## What is expected
Every line holding "JSON" should be copied from the records below.
+++ Entries supplied +++
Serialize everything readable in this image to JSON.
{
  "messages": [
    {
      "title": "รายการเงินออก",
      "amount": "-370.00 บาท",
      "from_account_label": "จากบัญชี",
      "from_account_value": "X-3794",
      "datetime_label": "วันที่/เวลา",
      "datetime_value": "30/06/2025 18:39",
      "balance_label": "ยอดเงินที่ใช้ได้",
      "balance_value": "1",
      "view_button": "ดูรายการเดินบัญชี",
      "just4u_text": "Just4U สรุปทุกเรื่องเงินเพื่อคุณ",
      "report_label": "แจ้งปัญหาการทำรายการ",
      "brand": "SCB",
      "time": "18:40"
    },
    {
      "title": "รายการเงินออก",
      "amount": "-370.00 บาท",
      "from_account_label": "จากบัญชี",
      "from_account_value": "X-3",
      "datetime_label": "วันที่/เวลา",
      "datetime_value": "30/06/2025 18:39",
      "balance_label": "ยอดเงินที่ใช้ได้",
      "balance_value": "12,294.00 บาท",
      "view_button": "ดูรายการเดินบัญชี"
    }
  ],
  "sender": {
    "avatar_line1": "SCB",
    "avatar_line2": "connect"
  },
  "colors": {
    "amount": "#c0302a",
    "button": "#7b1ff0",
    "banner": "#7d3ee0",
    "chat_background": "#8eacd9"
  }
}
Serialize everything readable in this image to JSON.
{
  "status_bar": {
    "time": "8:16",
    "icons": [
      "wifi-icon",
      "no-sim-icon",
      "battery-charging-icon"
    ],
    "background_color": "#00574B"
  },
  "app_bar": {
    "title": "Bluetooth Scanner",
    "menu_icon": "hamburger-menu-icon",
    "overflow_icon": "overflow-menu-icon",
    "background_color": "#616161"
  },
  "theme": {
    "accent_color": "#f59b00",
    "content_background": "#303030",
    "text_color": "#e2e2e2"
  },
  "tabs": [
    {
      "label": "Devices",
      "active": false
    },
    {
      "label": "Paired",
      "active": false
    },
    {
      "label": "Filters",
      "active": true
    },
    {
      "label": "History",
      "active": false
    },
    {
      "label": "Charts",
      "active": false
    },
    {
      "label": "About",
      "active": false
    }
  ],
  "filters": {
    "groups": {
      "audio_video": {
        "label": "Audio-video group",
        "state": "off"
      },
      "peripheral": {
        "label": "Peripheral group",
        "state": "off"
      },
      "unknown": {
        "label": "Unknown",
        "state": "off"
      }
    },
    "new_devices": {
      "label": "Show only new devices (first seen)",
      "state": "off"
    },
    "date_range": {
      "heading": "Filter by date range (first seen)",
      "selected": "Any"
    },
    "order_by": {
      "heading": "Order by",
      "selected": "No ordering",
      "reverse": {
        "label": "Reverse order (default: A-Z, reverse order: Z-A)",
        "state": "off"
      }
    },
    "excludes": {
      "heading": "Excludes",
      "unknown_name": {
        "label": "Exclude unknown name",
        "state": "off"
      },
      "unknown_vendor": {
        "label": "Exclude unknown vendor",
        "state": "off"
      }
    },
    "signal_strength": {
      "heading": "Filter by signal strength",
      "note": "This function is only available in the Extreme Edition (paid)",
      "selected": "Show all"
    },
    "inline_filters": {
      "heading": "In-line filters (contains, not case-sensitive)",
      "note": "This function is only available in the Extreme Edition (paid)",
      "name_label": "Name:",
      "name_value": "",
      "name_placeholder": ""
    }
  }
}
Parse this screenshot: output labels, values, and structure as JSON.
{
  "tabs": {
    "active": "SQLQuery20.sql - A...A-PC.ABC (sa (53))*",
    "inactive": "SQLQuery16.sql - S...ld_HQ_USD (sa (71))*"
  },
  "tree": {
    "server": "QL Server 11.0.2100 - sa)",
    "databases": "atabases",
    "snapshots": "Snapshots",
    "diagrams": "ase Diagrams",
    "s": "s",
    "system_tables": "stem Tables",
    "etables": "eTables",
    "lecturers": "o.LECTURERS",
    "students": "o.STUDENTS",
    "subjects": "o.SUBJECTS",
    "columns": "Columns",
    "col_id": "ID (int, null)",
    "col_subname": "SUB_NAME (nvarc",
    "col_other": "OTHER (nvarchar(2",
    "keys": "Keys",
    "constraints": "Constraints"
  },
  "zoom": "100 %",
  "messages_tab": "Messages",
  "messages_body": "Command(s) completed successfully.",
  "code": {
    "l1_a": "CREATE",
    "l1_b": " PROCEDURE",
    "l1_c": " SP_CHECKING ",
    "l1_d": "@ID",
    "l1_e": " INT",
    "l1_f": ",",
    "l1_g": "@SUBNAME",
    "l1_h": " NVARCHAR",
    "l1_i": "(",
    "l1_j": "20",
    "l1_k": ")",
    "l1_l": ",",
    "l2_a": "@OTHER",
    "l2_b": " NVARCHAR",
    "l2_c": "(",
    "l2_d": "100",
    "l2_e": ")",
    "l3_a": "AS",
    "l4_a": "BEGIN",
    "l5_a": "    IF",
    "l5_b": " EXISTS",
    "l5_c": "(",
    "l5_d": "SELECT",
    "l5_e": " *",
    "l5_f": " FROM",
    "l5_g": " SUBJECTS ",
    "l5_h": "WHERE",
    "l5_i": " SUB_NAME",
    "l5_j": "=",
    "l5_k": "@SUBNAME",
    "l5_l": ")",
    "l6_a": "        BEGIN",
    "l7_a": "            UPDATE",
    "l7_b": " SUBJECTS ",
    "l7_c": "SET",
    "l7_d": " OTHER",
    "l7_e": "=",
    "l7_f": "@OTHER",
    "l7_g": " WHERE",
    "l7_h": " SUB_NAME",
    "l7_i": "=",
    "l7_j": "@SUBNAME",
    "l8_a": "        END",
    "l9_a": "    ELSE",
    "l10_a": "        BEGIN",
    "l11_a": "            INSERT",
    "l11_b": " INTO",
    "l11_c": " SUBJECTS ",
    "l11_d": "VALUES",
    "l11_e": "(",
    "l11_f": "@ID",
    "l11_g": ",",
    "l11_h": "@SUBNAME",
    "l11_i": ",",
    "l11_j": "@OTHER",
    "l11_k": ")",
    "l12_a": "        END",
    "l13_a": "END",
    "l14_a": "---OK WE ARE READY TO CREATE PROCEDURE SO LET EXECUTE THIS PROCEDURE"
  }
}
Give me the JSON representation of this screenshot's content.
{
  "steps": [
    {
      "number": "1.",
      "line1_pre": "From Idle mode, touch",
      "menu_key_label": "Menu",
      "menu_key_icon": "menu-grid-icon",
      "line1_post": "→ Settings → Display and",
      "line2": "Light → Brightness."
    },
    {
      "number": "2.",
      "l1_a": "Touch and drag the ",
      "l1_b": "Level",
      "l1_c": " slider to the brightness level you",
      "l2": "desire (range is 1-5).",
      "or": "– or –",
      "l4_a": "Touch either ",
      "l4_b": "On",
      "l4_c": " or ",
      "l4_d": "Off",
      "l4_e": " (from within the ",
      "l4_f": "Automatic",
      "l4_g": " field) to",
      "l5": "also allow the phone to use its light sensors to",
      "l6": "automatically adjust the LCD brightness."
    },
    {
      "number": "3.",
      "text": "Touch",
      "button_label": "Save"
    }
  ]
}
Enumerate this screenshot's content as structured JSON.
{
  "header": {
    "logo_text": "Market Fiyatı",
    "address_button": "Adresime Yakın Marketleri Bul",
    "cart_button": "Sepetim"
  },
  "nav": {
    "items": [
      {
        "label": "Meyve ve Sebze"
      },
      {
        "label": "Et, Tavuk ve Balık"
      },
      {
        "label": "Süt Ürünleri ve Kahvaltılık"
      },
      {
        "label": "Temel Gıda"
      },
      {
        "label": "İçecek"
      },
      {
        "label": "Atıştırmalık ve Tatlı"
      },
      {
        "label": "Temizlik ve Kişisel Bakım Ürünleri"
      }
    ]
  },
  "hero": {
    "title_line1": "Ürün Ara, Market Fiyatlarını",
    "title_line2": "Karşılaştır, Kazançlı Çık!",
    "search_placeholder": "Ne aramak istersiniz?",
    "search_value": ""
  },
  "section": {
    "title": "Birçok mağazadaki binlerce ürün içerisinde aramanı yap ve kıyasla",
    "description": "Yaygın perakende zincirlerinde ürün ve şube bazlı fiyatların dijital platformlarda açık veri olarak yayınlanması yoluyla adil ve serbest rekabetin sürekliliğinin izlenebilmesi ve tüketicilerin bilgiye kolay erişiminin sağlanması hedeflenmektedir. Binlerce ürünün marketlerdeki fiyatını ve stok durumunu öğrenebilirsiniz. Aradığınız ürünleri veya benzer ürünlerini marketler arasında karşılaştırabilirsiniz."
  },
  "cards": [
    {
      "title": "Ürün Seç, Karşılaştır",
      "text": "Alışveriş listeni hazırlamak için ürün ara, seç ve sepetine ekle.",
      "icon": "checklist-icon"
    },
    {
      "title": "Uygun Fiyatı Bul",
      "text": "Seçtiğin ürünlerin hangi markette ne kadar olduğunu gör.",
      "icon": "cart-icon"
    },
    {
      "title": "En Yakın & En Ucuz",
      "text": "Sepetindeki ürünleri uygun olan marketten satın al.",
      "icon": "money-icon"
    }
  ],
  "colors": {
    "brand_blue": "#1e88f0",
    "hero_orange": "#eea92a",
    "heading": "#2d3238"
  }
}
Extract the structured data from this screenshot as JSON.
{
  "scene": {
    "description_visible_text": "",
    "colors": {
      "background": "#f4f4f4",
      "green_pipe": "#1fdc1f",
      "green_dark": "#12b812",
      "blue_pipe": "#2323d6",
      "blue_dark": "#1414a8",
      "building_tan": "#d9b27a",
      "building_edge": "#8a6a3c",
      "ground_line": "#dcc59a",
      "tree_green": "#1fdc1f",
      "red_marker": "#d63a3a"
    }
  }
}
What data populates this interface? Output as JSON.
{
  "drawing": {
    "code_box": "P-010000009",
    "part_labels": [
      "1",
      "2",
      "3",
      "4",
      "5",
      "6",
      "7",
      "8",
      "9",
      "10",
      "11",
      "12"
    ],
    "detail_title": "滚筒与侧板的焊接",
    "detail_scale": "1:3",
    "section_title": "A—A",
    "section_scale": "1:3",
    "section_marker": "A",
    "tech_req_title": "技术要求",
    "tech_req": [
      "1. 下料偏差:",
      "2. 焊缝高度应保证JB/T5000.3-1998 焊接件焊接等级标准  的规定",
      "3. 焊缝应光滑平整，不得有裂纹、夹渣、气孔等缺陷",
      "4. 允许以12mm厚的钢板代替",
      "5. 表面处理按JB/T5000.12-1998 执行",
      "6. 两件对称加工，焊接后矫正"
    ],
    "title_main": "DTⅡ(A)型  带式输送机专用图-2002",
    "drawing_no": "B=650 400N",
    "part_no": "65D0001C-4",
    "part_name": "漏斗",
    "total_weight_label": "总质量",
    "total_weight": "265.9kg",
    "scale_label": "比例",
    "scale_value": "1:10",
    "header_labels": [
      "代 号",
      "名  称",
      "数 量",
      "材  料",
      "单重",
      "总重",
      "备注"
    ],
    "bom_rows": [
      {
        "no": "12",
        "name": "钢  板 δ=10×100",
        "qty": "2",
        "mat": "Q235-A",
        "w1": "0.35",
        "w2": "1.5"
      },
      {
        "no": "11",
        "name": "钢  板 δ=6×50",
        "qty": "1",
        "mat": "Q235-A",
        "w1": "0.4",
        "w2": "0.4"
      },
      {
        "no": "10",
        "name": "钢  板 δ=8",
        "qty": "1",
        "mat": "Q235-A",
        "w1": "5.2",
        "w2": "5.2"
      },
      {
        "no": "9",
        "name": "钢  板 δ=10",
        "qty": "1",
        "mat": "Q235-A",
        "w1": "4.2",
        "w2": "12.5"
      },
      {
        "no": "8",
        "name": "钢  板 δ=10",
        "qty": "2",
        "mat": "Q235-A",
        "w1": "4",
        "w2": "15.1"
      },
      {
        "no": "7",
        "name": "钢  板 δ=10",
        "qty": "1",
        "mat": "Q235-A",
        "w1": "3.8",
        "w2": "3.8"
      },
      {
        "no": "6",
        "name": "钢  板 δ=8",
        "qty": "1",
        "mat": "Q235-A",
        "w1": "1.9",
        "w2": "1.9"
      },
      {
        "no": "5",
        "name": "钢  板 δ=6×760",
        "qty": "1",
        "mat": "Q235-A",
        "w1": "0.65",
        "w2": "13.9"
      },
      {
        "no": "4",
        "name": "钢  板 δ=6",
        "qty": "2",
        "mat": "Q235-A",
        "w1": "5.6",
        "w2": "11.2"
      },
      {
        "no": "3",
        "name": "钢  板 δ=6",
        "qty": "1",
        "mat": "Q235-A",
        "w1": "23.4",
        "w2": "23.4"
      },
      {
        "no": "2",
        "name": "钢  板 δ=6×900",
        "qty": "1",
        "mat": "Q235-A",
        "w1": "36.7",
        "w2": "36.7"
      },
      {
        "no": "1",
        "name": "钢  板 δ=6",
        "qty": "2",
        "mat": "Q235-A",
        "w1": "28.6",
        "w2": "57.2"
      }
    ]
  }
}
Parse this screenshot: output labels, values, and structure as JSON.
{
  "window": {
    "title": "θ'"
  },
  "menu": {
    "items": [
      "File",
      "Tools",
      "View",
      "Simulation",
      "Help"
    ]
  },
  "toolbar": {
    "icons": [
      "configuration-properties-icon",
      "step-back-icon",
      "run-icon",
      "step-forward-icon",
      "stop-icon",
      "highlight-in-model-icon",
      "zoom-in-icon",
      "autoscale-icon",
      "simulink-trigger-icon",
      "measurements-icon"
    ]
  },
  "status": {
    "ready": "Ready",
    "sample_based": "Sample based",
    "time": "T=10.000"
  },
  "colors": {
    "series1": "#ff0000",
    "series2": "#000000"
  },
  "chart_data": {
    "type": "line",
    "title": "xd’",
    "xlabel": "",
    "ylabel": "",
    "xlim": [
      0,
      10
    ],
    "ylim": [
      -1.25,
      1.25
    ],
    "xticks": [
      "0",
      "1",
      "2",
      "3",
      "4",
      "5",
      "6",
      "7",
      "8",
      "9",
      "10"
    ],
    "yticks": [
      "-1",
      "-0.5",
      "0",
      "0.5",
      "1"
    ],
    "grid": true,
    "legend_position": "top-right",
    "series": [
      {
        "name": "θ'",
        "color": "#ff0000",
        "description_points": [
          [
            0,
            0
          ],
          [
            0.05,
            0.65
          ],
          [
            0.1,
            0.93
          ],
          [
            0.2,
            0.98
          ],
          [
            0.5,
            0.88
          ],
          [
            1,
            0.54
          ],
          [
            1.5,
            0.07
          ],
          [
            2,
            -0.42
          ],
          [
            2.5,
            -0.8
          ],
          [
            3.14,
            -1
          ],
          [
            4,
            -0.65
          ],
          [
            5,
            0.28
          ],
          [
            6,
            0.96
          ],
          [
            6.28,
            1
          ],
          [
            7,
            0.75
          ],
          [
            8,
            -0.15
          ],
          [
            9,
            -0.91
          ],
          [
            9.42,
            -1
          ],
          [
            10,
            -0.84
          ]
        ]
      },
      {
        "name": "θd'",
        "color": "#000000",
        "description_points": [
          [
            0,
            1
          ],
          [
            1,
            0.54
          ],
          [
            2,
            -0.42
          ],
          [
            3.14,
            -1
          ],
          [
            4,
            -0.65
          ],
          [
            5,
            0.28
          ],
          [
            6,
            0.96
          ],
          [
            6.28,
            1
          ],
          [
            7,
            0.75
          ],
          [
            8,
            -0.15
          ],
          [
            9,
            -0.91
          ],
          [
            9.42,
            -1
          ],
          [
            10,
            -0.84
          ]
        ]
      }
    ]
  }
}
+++
## Your solution
Serialize everything readable in this image to JSON.
Serialize everything readable in this image to JSON.
Parse this screenshot: output labels, values, and structure as JSON.
Give me the JSON representation of this screenshot's content.
Enumerate this screenshot's content as structured JSON.
Extract the structured data from this screenshot as JSON.
What data populates this interface? Output as JSON.
Parse this screenshot: output labels, values, and structure as JSON.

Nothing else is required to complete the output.